The fundamental difference that becomes very evident is that the terminating condition in our loop becomes the base recursion case.

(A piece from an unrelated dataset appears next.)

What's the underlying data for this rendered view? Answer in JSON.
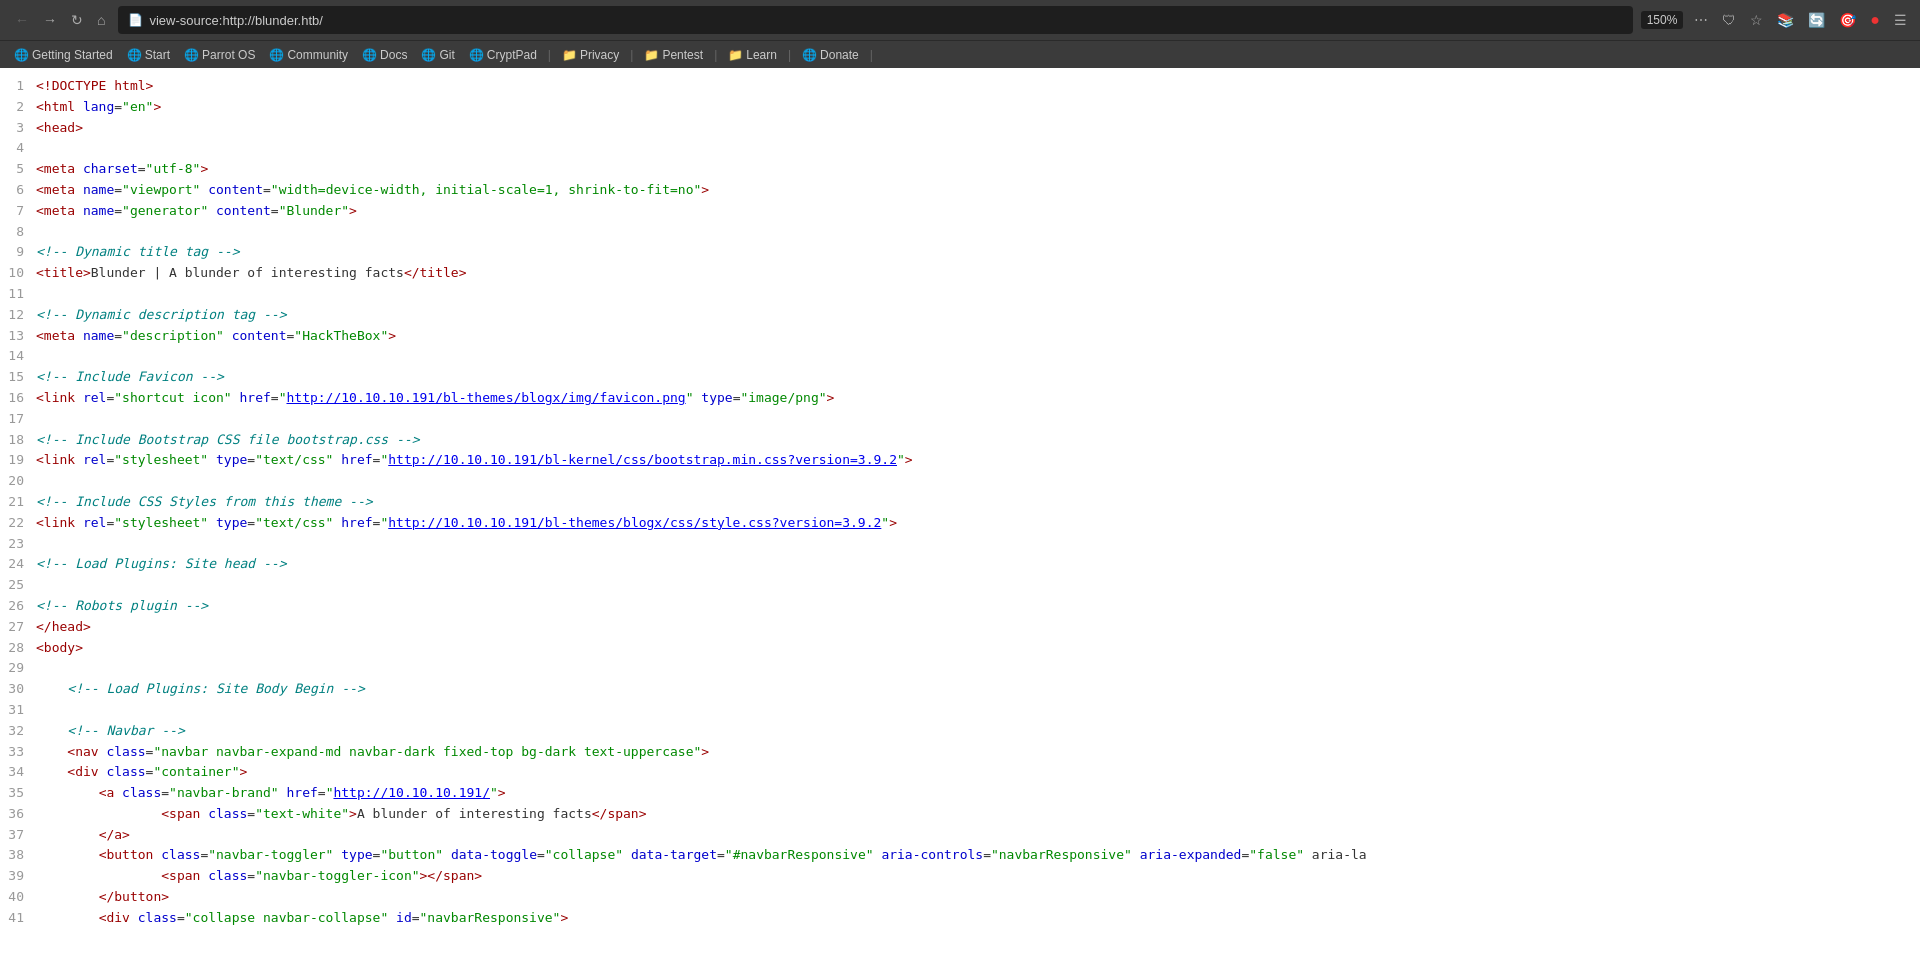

All the moving parts within the loop are passed to the function to create the recursive case. There are definitely several optimizations that can be done. And if you had a good time reading, leave me a comment and let me know what improvement do you think are possible here.